-- Opening Marker --
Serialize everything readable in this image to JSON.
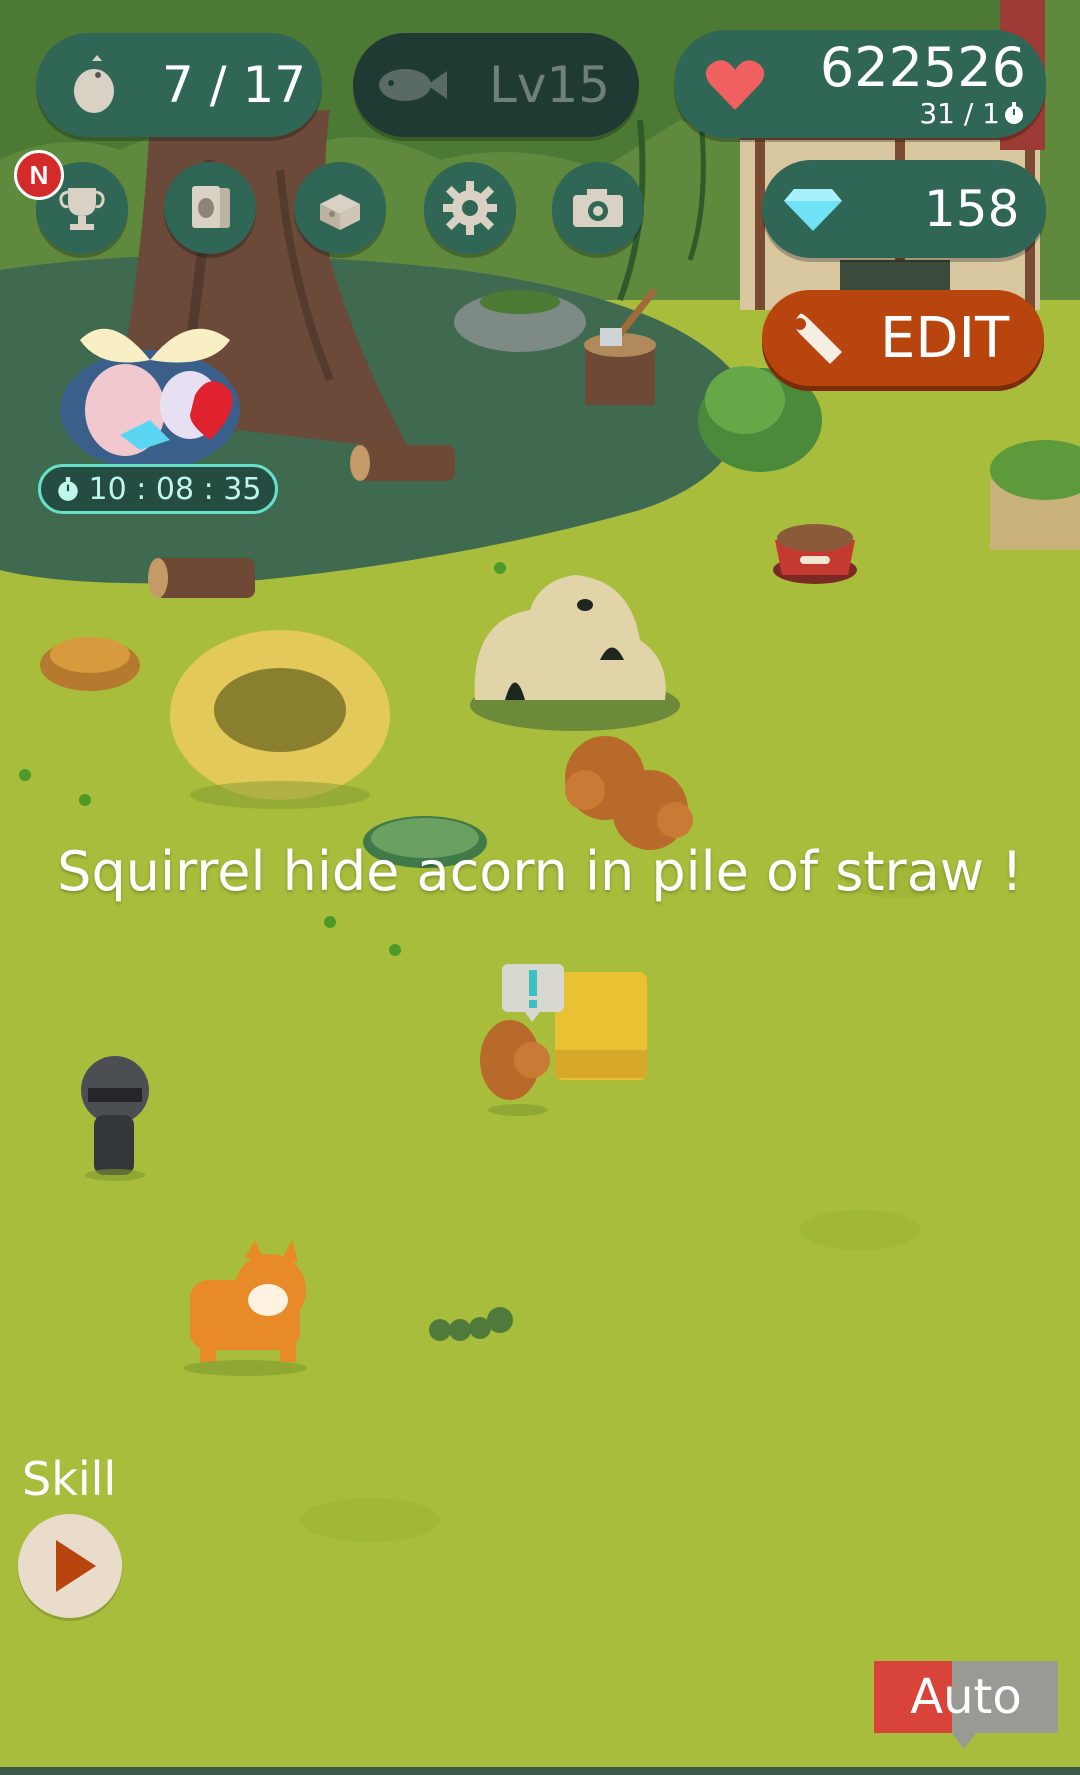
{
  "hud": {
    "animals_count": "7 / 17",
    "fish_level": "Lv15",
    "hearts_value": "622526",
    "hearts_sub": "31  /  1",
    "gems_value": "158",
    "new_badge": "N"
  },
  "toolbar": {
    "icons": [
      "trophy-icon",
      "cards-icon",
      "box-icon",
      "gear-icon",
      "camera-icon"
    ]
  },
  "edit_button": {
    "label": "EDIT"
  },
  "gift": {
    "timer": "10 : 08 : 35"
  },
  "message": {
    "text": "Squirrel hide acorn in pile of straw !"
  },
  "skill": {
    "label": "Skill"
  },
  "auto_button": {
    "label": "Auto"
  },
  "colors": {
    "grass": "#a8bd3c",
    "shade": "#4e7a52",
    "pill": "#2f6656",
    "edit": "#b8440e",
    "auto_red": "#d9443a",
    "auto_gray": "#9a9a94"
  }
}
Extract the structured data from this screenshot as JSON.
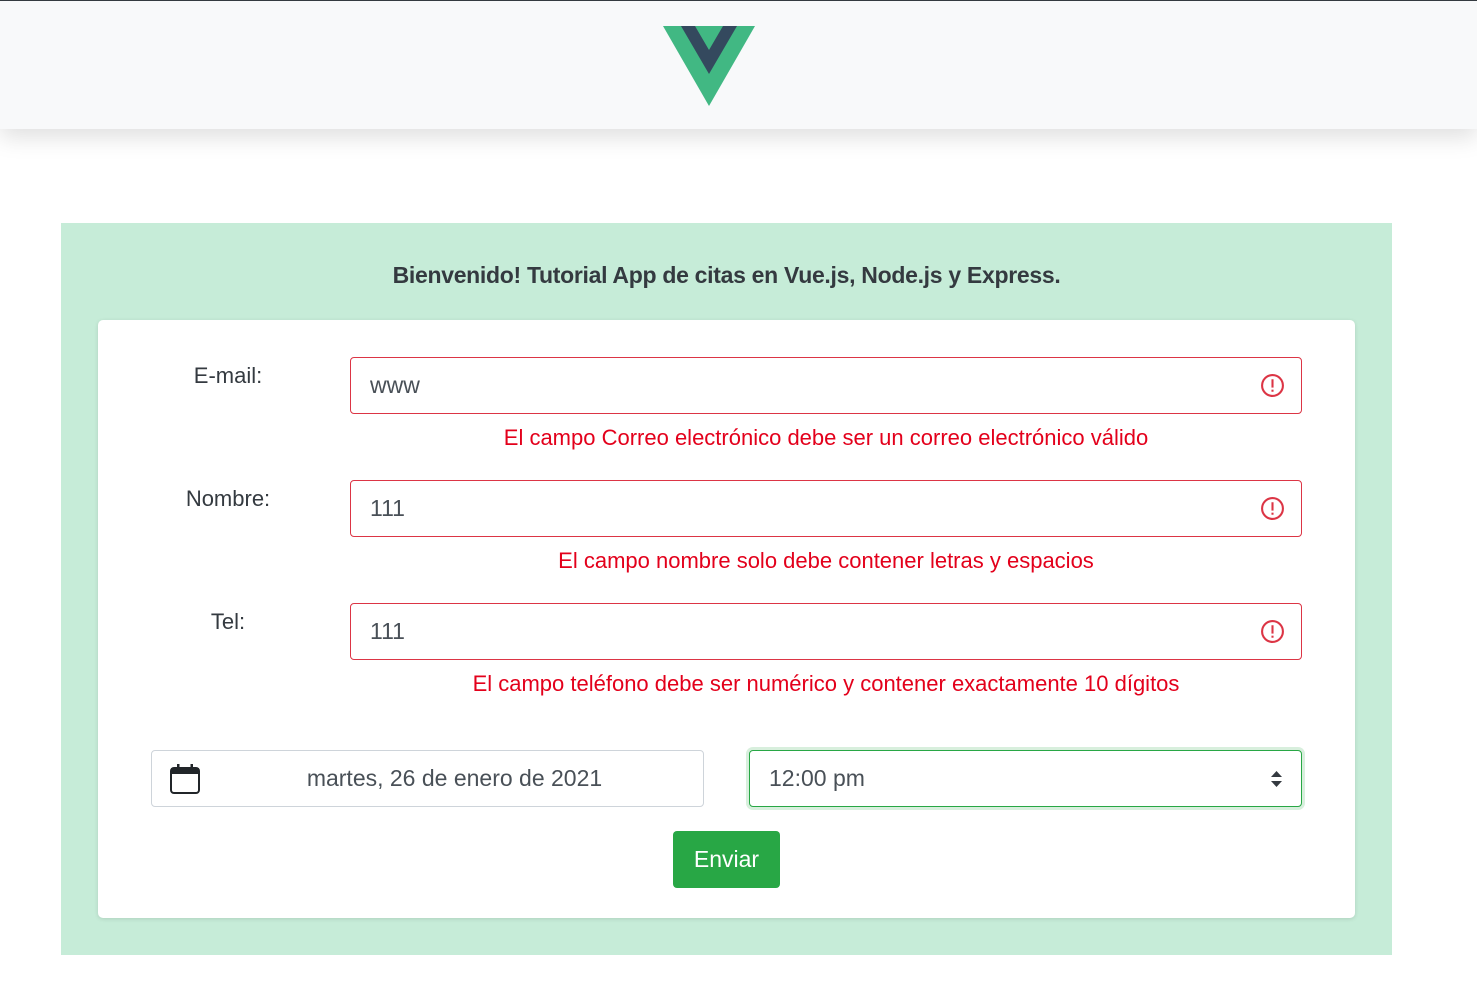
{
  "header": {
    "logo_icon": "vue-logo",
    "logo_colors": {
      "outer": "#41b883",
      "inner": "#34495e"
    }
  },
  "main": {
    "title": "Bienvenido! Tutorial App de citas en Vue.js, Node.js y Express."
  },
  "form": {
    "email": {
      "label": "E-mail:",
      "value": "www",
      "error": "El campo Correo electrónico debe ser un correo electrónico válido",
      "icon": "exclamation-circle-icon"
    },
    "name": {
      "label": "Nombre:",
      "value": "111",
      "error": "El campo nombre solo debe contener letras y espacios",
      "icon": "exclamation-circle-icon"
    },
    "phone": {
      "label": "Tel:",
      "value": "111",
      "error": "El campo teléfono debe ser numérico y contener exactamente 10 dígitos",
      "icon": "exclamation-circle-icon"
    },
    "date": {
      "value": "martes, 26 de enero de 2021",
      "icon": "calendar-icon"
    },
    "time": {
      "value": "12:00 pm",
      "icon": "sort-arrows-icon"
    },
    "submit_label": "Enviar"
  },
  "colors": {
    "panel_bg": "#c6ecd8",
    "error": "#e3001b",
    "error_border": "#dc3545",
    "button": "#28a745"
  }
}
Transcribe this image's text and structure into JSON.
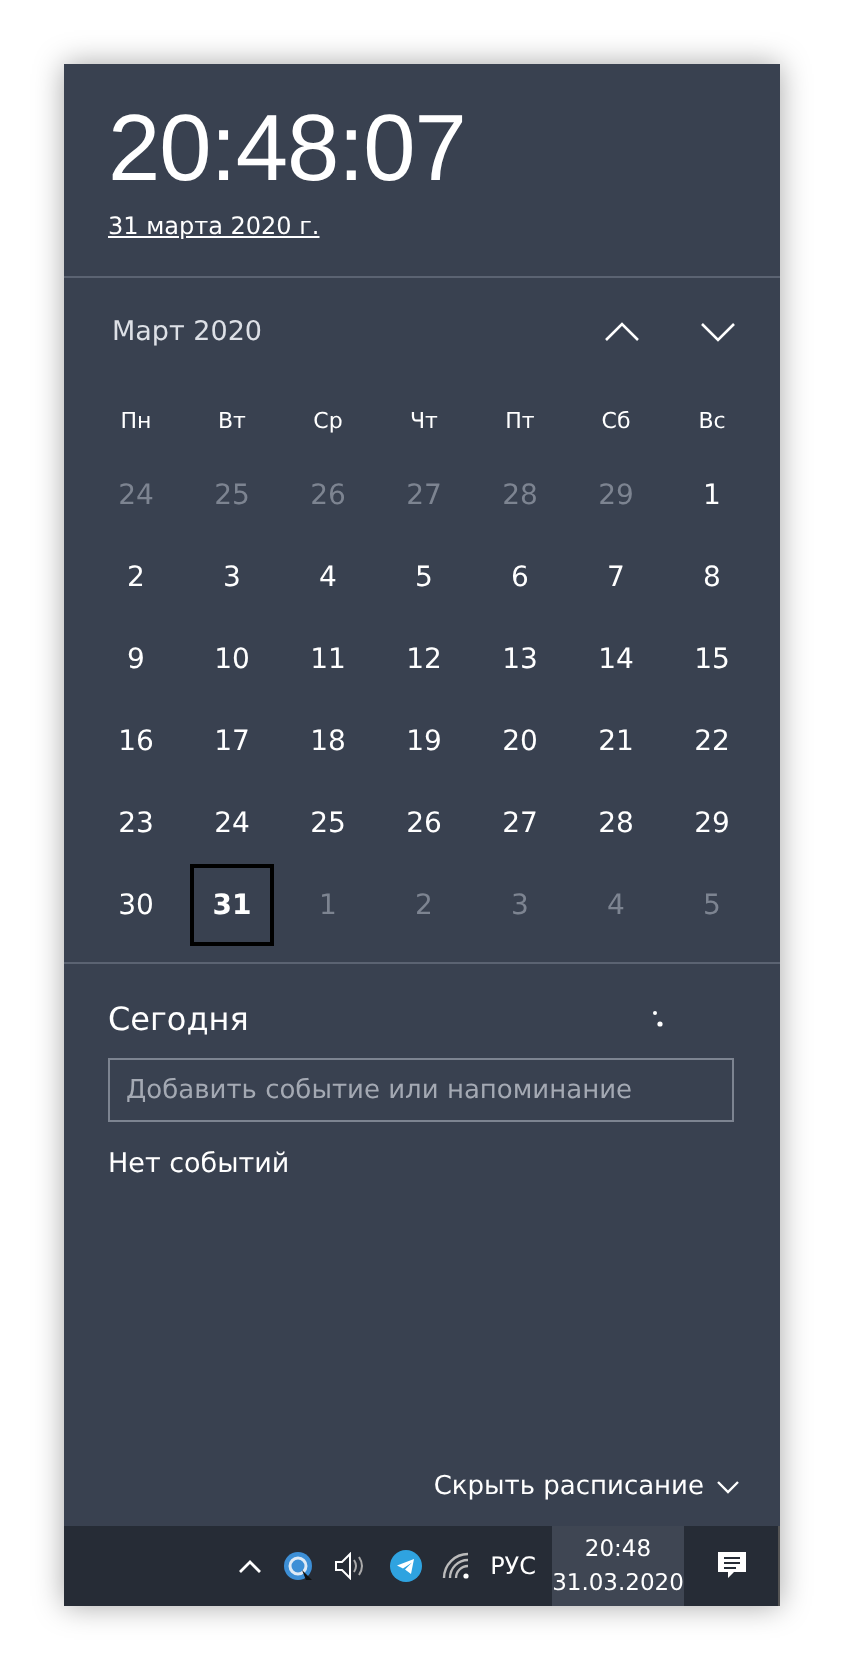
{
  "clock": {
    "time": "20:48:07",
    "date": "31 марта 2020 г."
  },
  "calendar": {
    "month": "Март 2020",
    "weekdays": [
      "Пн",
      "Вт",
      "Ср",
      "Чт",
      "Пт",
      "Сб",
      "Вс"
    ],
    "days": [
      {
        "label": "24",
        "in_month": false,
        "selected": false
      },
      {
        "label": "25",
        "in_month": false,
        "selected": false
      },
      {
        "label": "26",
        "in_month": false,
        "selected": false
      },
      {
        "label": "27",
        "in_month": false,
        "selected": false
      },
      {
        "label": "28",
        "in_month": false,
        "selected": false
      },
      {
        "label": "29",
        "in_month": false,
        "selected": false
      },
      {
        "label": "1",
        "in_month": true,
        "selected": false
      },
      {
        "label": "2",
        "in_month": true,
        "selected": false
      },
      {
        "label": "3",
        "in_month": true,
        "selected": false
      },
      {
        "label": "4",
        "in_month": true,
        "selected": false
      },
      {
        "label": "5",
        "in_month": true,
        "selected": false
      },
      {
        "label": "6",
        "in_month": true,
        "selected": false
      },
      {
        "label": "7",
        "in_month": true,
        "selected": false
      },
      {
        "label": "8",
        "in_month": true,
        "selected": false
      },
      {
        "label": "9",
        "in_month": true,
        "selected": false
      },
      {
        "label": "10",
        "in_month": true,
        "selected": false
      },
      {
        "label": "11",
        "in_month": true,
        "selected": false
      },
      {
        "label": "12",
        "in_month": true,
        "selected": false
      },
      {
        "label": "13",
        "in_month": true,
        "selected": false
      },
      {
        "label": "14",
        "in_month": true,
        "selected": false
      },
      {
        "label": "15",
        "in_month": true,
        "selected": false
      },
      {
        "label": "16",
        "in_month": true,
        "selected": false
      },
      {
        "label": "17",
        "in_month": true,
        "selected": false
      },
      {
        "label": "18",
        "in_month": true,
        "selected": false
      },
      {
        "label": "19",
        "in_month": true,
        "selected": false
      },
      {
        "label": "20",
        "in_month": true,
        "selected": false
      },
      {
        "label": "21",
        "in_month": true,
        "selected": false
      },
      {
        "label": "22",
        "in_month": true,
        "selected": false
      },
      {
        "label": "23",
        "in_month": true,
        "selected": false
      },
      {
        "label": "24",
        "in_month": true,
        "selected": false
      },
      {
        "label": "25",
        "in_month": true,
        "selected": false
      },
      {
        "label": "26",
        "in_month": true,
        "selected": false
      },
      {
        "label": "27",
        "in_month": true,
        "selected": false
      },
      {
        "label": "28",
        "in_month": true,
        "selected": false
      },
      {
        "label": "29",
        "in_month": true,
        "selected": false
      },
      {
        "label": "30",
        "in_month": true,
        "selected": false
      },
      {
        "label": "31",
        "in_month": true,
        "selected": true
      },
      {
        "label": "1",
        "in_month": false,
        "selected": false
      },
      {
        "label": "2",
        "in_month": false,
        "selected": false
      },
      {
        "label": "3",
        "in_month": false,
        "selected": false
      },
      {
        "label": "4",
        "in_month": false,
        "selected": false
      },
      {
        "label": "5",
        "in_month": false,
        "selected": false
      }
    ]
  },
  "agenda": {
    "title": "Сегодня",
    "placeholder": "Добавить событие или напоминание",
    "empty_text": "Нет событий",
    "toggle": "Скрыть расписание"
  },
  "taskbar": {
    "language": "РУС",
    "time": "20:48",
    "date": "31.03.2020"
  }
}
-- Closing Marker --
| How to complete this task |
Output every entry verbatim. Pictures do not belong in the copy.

| Task answer |
Serialize everything readable in this image to JSON.
{
  "hud": {
    "animals_count": "7 / 17",
    "fish_level": "Lv15",
    "hearts_value": "622526",
    "hearts_sub": "31  /  1",
    "gems_value": "158",
    "new_badge": "N"
  },
  "toolbar": {
    "icons": [
      "trophy-icon",
      "cards-icon",
      "box-icon",
      "gear-icon",
      "camera-icon"
    ]
  },
  "edit_button": {
    "label": "EDIT"
  },
  "gift": {
    "timer": "10 : 08 : 35"
  },
  "message": {
    "text": "Squirrel hide acorn in pile of straw !"
  },
  "skill": {
    "label": "Skill"
  },
  "auto_button": {
    "label": "Auto"
  },
  "colors": {
    "grass": "#a8bd3c",
    "shade": "#4e7a52",
    "pill": "#2f6656",
    "edit": "#b8440e",
    "auto_red": "#d9443a",
    "auto_gray": "#9a9a94"
  }
}
Extract the structured data from this screenshot as JSON.
{
  "header": {
    "logo_icon": "vue-logo",
    "logo_colors": {
      "outer": "#41b883",
      "inner": "#34495e"
    }
  },
  "main": {
    "title": "Bienvenido! Tutorial App de citas en Vue.js, Node.js y Express."
  },
  "form": {
    "email": {
      "label": "E-mail:",
      "value": "www",
      "error": "El campo Correo electrónico debe ser un correo electrónico válido",
      "icon": "exclamation-circle-icon"
    },
    "name": {
      "label": "Nombre:",
      "value": "111",
      "error": "El campo nombre solo debe contener letras y espacios",
      "icon": "exclamation-circle-icon"
    },
    "phone": {
      "label": "Tel:",
      "value": "111",
      "error": "El campo teléfono debe ser numérico y contener exactamente 10 dígitos",
      "icon": "exclamation-circle-icon"
    },
    "date": {
      "value": "martes, 26 de enero de 2021",
      "icon": "calendar-icon"
    },
    "time": {
      "value": "12:00 pm",
      "icon": "sort-arrows-icon"
    },
    "submit_label": "Enviar"
  },
  "colors": {
    "panel_bg": "#c6ecd8",
    "error": "#e3001b",
    "error_border": "#dc3545",
    "button": "#28a745"
  }
}
Transcribe this image's text and structure into JSON.
{
  "clock": {
    "time": "20:48:07",
    "date": "31 марта 2020 г."
  },
  "calendar": {
    "month": "Март 2020",
    "weekdays": [
      "Пн",
      "Вт",
      "Ср",
      "Чт",
      "Пт",
      "Сб",
      "Вс"
    ],
    "days": [
      {
        "label": "24",
        "in_month": false,
        "selected": false
      },
      {
        "label": "25",
        "in_month": false,
        "selected": false
      },
      {
        "label": "26",
        "in_month": false,
        "selected": false
      },
      {
        "label": "27",
        "in_month": false,
        "selected": false
      },
      {
        "label": "28",
        "in_month": false,
        "selected": false
      },
      {
        "label": "29",
        "in_month": false,
        "selected": false
      },
      {
        "label": "1",
        "in_month": true,
        "selected": false
      },
      {
        "label": "2",
        "in_month": true,
        "selected": false
      },
      {
        "label": "3",
        "in_month": true,
        "selected": false
      },
      {
        "label": "4",
        "in_month": true,
        "selected": false
      },
      {
        "label": "5",
        "in_month": true,
        "selected": false
      },
      {
        "label": "6",
        "in_month": true,
        "selected": false
      },
      {
        "label": "7",
        "in_month": true,
        "selected": false
      },
      {
        "label": "8",
        "in_month": true,
        "selected": false
      },
      {
        "label": "9",
        "in_month": true,
        "selected": false
      },
      {
        "label": "10",
        "in_month": true,
        "selected": false
      },
      {
        "label": "11",
        "in_month": true,
        "selected": false
      },
      {
        "label": "12",
        "in_month": true,
        "selected": false
      },
      {
        "label": "13",
        "in_month": true,
        "selected": false
      },
      {
        "label": "14",
        "in_month": true,
        "selected": false
      },
      {
        "label": "15",
        "in_month": true,
        "selected": false
      },
      {
        "label": "16",
        "in_month": true,
        "selected": false
      },
      {
        "label": "17",
        "in_month": true,
        "selected": false
      },
      {
        "label": "18",
        "in_month": true,
        "selected": false
      },
      {
        "label": "19",
        "in_month": true,
        "selected": false
      },
      {
        "label": "20",
        "in_month": true,
        "selected": false
      },
      {
        "label": "21",
        "in_month": true,
        "selected": false
      },
      {
        "label": "22",
        "in_month": true,
        "selected": false
      },
      {
        "label": "23",
        "in_month": true,
        "selected": false
      },
      {
        "label": "24",
        "in_month": true,
        "selected": false
      },
      {
        "label": "25",
        "in_month": true,
        "selected": false
      },
      {
        "label": "26",
        "in_month": true,
        "selected": false
      },
      {
        "label": "27",
        "in_month": true,
        "selected": false
      },
      {
        "label": "28",
        "in_month": true,
        "selected": false
      },
      {
        "label": "29",
        "in_month": true,
        "selected": false
      },
      {
        "label": "30",
        "in_month": true,
        "selected": false
      },
      {
        "label": "31",
        "in_month": true,
        "selected": true
      },
      {
        "label": "1",
        "in_month": false,
        "selected": false
      },
      {
        "label": "2",
        "in_month": false,
        "selected": false
      },
      {
        "label": "3",
        "in_month": false,
        "selected": false
      },
      {
        "label": "4",
        "in_month": false,
        "selected": false
      },
      {
        "label": "5",
        "in_month": false,
        "selected": false
      }
    ]
  },
  "agenda": {
    "title": "Сегодня",
    "placeholder": "Добавить событие или напоминание",
    "empty_text": "Нет событий",
    "toggle": "Скрыть расписание"
  },
  "taskbar": {
    "language": "РУС",
    "time": "20:48",
    "date": "31.03.2020"
  }
}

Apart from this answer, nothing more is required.